    J. Peng et al. / Electrical Power an224model. For the PMU direct measured voltage VM and the

    adjacent non-measured voltage VC, Eq. (1) can be rewriten asfollows [2]

    ZV

    ZI

    " #ZHxZ

    I 0

    MIBYBBATMB MIBYBBA

    TCB

    " #VM

    VC

    " #(3)

    where, MIB is ml!b measure-branch incidence matrixassociated with the current phasor measurements, YBB is b!ndiagonal matrix of branch admittances, AMB and ACB aremeasured and non-measured node-branch incidence subma-

    trices, respectively.

    Conventional observability analysis can check the satisfac-

    tion of the following condition

    rankHZ 2nK1 (4)The above condition means that the measurement matrix is

    full rank. However, it is difficult to directly assess H due to its

    massive dimension. Generally, an arbitrary PMU placement set

    cannot guarantee the satisfaction of Eq. (4). Moreover, Eq. (4)

    can not provide the quantitative index for analyzing different

    PMU placement scheme. Hence, it is necessary to develop a

    quantitative assessment technique to guide the selection of

    PMU placement sets based on the following observability

    conditions:

    Condition 1. If one end bus voltage and branch current

    phasor of a branch is known, then the other end bus voltage

    phasor can be calculated via branch equation.

    Condition 2. For a branch with known voltage phasor at its

    both ends, its current phasor can be calculated.

    Condition 3. For a zero-injection node without a PMU

    placement, if just only one of the incidence branch current is

    unknown, then the current can be calculated by KCL law.

    Condition 4. When all the bus voltages of an unknown zero-

    injection node are known, the voltage can be computed by

    corresponding node voltage equation.

    Based on these conditions above, it is convenient to classify

    the measurements, from the topological point of view, into

    three layers, the measurement, pseudo-measurement, and the

    extension-measurement. The states variables connected

    directly to PMUs buses (i.e. the CMS) can be defined as the

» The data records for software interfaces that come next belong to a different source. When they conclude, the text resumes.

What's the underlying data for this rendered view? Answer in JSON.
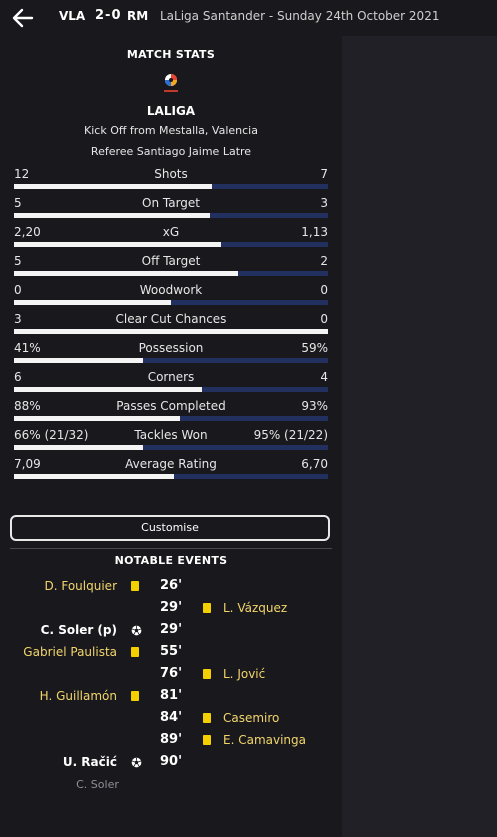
{
  "header": {
    "home_abbr": "VLA",
    "score": "2-0",
    "away_abbr": "RM",
    "competition_date": "LaLiga Santander  -  Sunday 24th October 2021"
  },
  "match_stats": {
    "title": "MATCH STATS",
    "league": "LALIGA",
    "kickoff": "Kick Off from Mestalla, Valencia",
    "referee": "Referee  Santiago Jaime Latre"
  },
  "stats": [
    {
      "label": "Shots",
      "home": "12",
      "away": "7",
      "home_share": 0.63
    },
    {
      "label": "On Target",
      "home": "5",
      "away": "3",
      "home_share": 0.625
    },
    {
      "label": "xG",
      "home": "2,20",
      "away": "1,13",
      "home_share": 0.66
    },
    {
      "label": "Off Target",
      "home": "5",
      "away": "2",
      "home_share": 0.714
    },
    {
      "label": "Woodwork",
      "home": "0",
      "away": "0",
      "home_share": 0.5
    },
    {
      "label": "Clear Cut Chances",
      "home": "3",
      "away": "0",
      "home_share": 1.0
    },
    {
      "label": "Possession",
      "home": "41%",
      "away": "59%",
      "home_share": 0.41
    },
    {
      "label": "Corners",
      "home": "6",
      "away": "4",
      "home_share": 0.6
    },
    {
      "label": "Passes Completed",
      "home": "88%",
      "away": "93%",
      "home_share": 0.53
    },
    {
      "label": "Tackles Won",
      "home": "66% (21/32)",
      "away": "95% (21/22)",
      "home_share": 0.41
    },
    {
      "label": "Average Rating",
      "home": "7,09",
      "away": "6,70",
      "home_share": 0.51
    }
  ],
  "customise_label": "Customise",
  "events_title": "NOTABLE EVENTS",
  "events": [
    {
      "minute": "26'",
      "home": "D. Foulquier",
      "away": "",
      "home_icon": "yellow-card",
      "away_icon": ""
    },
    {
      "minute": "29'",
      "home": "",
      "away": "L. Vázquez",
      "home_icon": "",
      "away_icon": "yellow-card"
    },
    {
      "minute": "29'",
      "home": "C. Soler (p)",
      "away": "",
      "home_icon": "goal",
      "away_icon": "",
      "goal": true
    },
    {
      "minute": "55'",
      "home": "Gabriel Paulista",
      "away": "",
      "home_icon": "yellow-card",
      "away_icon": ""
    },
    {
      "minute": "76'",
      "home": "",
      "away": "L. Jović",
      "home_icon": "",
      "away_icon": "yellow-card"
    },
    {
      "minute": "81'",
      "home": "H. Guillamón",
      "away": "",
      "home_icon": "yellow-card",
      "away_icon": ""
    },
    {
      "minute": "84'",
      "home": "",
      "away": "Casemiro",
      "home_icon": "",
      "away_icon": "yellow-card"
    },
    {
      "minute": "89'",
      "home": "",
      "away": "E. Camavinga",
      "home_icon": "",
      "away_icon": "yellow-card"
    },
    {
      "minute": "90'",
      "home": "U. Račić",
      "away": "",
      "home_icon": "goal",
      "away_icon": "",
      "goal": true
    }
  ],
  "assist_note": "C. Soler",
  "colors": {
    "accent_card": "#f5d000",
    "bar_home": "#f4f4f4",
    "bar_away": "#21305f",
    "event_name": "#f2d66b"
  }
}
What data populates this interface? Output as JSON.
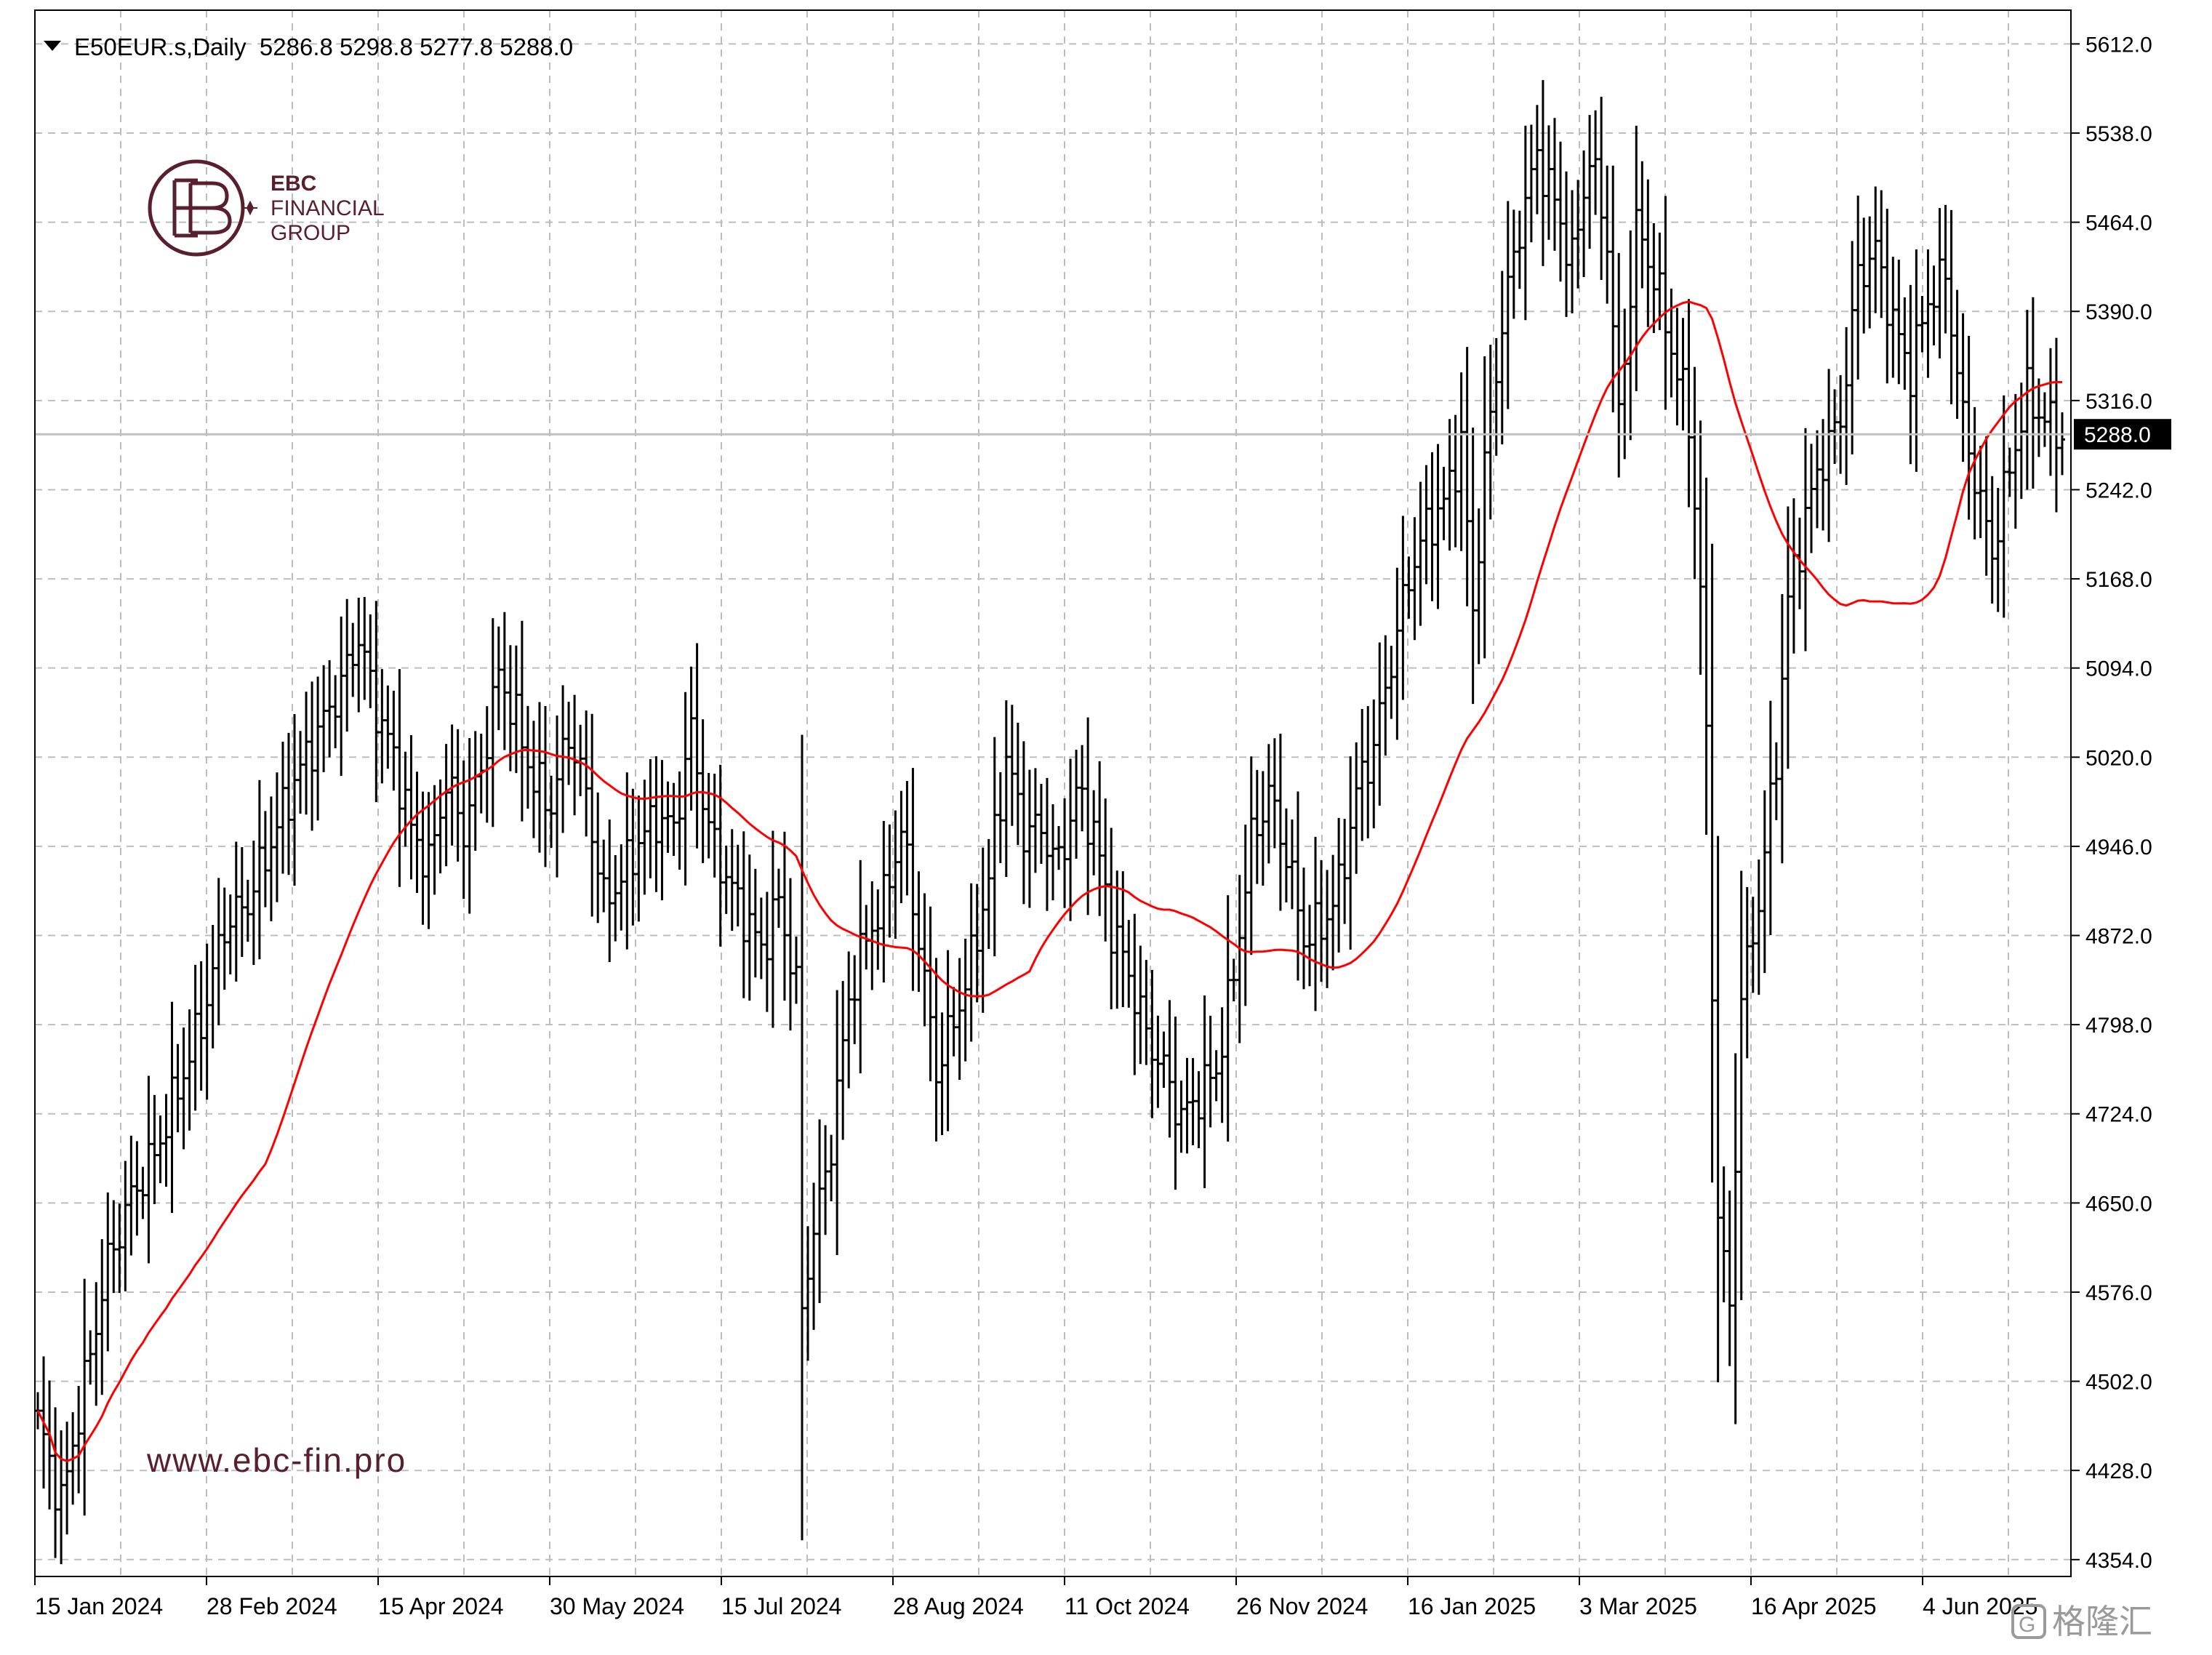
{
  "header": {
    "symbol_line": "E50EUR.s,Daily  5286.8 5298.8 5277.8 5288.0"
  },
  "brand": {
    "line1": "EBC",
    "line2": "FINANCIAL",
    "line3": "GROUP",
    "url": "www.ebc-fin.pro",
    "color": "#5a1f2e"
  },
  "corner_watermark": {
    "text": "格隆汇"
  },
  "chart_data": {
    "type": "ohlc",
    "timeframe": "Daily",
    "symbol": "E50EUR.s",
    "last_price": 5288.0,
    "last_price_label": "5288.0",
    "ylim": [
      4340,
      5640
    ],
    "y_ticks": [
      "5612.0",
      "5538.0",
      "5464.0",
      "5390.0",
      "5316.0",
      "5242.0",
      "5168.0",
      "5094.0",
      "5020.0",
      "4946.0",
      "4872.0",
      "4798.0",
      "4724.0",
      "4650.0",
      "4576.0",
      "4502.0",
      "4428.0",
      "4354.0"
    ],
    "x_ticks": [
      "15 Jan 2024",
      "28 Feb 2024",
      "15 Apr 2024",
      "30 May 2024",
      "15 Jul 2024",
      "28 Aug 2024",
      "11 Oct 2024",
      "26 Nov 2024",
      "16 Jan 2025",
      "3 Mar 2025",
      "16 Apr 2025",
      "4 Jun 2025"
    ],
    "grid": true,
    "bar_color": "#000000",
    "ma_color": "#ff0000",
    "price_line_color": "#c0c0c0",
    "price_anchors": [
      [
        0,
        4470
      ],
      [
        4,
        4400
      ],
      [
        8,
        4500
      ],
      [
        12,
        4600
      ],
      [
        16,
        4655
      ],
      [
        20,
        4690
      ],
      [
        24,
        4745
      ],
      [
        28,
        4800
      ],
      [
        32,
        4880
      ],
      [
        36,
        4900
      ],
      [
        40,
        4950
      ],
      [
        44,
        5000
      ],
      [
        48,
        5040
      ],
      [
        52,
        5080
      ],
      [
        55,
        5120
      ],
      [
        58,
        5060
      ],
      [
        61,
        5020
      ],
      [
        64,
        4960
      ],
      [
        67,
        4930
      ],
      [
        70,
        5000
      ],
      [
        73,
        4960
      ],
      [
        76,
        5010
      ],
      [
        79,
        5090
      ],
      [
        82,
        5050
      ],
      [
        85,
        5000
      ],
      [
        88,
        4980
      ],
      [
        91,
        5040
      ],
      [
        94,
        4990
      ],
      [
        97,
        4900
      ],
      [
        100,
        4920
      ],
      [
        103,
        4950
      ],
      [
        106,
        4970
      ],
      [
        109,
        4960
      ],
      [
        112,
        5040
      ],
      [
        115,
        4960
      ],
      [
        118,
        4920
      ],
      [
        121,
        4890
      ],
      [
        124,
        4860
      ],
      [
        127,
        4900
      ],
      [
        130,
        4830
      ],
      [
        131,
        4560
      ],
      [
        132,
        4600
      ],
      [
        136,
        4700
      ],
      [
        139,
        4820
      ],
      [
        142,
        4870
      ],
      [
        145,
        4900
      ],
      [
        148,
        4960
      ],
      [
        151,
        4870
      ],
      [
        154,
        4760
      ],
      [
        157,
        4800
      ],
      [
        160,
        4850
      ],
      [
        163,
        4920
      ],
      [
        166,
        5020
      ],
      [
        169,
        4960
      ],
      [
        172,
        4960
      ],
      [
        175,
        4930
      ],
      [
        178,
        4990
      ],
      [
        181,
        4960
      ],
      [
        184,
        4880
      ],
      [
        187,
        4840
      ],
      [
        190,
        4790
      ],
      [
        193,
        4760
      ],
      [
        196,
        4720
      ],
      [
        199,
        4740
      ],
      [
        202,
        4760
      ],
      [
        205,
        4840
      ],
      [
        208,
        4950
      ],
      [
        211,
        4990
      ],
      [
        214,
        4940
      ],
      [
        217,
        4870
      ],
      [
        220,
        4880
      ],
      [
        223,
        4910
      ],
      [
        226,
        4990
      ],
      [
        229,
        5030
      ],
      [
        232,
        5100
      ],
      [
        235,
        5170
      ],
      [
        238,
        5210
      ],
      [
        241,
        5230
      ],
      [
        244,
        5280
      ],
      [
        246,
        5140
      ],
      [
        248,
        5260
      ],
      [
        251,
        5380
      ],
      [
        254,
        5460
      ],
      [
        257,
        5520
      ],
      [
        260,
        5480
      ],
      [
        263,
        5430
      ],
      [
        266,
        5520
      ],
      [
        269,
        5450
      ],
      [
        271,
        5300
      ],
      [
        274,
        5460
      ],
      [
        277,
        5420
      ],
      [
        280,
        5360
      ],
      [
        283,
        5300
      ],
      [
        285,
        5160
      ],
      [
        286,
        5030
      ],
      [
        288,
        4640
      ],
      [
        290,
        4560
      ],
      [
        292,
        4820
      ],
      [
        295,
        4900
      ],
      [
        298,
        5020
      ],
      [
        300,
        5150
      ],
      [
        303,
        5220
      ],
      [
        306,
        5270
      ],
      [
        309,
        5300
      ],
      [
        312,
        5420
      ],
      [
        315,
        5440
      ],
      [
        318,
        5380
      ],
      [
        321,
        5340
      ],
      [
        324,
        5400
      ],
      [
        327,
        5420
      ],
      [
        330,
        5300
      ],
      [
        333,
        5230
      ],
      [
        335,
        5190
      ],
      [
        338,
        5260
      ],
      [
        341,
        5320
      ],
      [
        344,
        5300
      ],
      [
        347,
        5288
      ]
    ]
  }
}
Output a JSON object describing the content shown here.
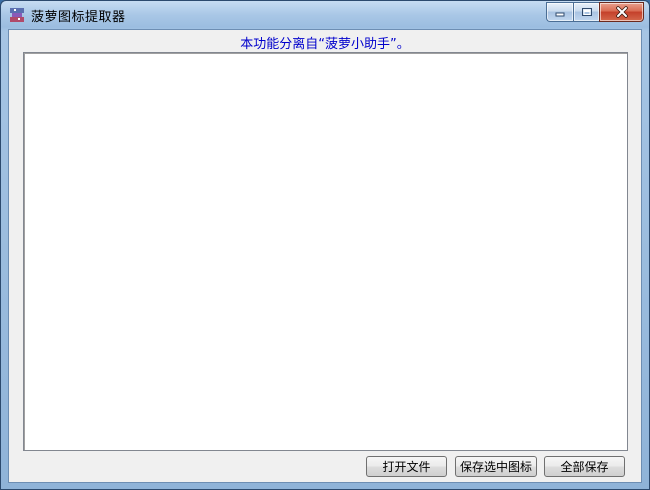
{
  "window": {
    "title": "菠萝图标提取器",
    "controls": {
      "minimize_icon": "minimize-icon",
      "maximize_icon": "maximize-icon",
      "close_icon": "close-icon"
    }
  },
  "notice": "本功能分离自“菠萝小助手”。",
  "buttons": {
    "open_file": "打开文件",
    "save_selected": "保存选中图标",
    "save_all": "全部保存"
  },
  "colors": {
    "notice_text": "#0000cc",
    "close_button": "#c4402a"
  }
}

    measurement layer variables. Similarly, pseudo-measurement

    variables are voltages or currents those can be calculated by

    CMS via Ohm law (conditions 1 and 2 above) and extension-

    measurement variables are the voltages or currents that can be

    inferred by using the KC circuit laws (conditions 3 and 4

    above) via zero-injection node. Hence, Eq. (3) can be rewritten

    according to measurement, pseudo-measurement and

    extended-measurement respectively. The relation between the

    PMU installation bus and its adjacent bus can be expressed as

    follows:

    ZV

    ZI

    " #ZHxZ

    I 0

    YIM YIN

    " #VM

    VM

    " #(5)

    whe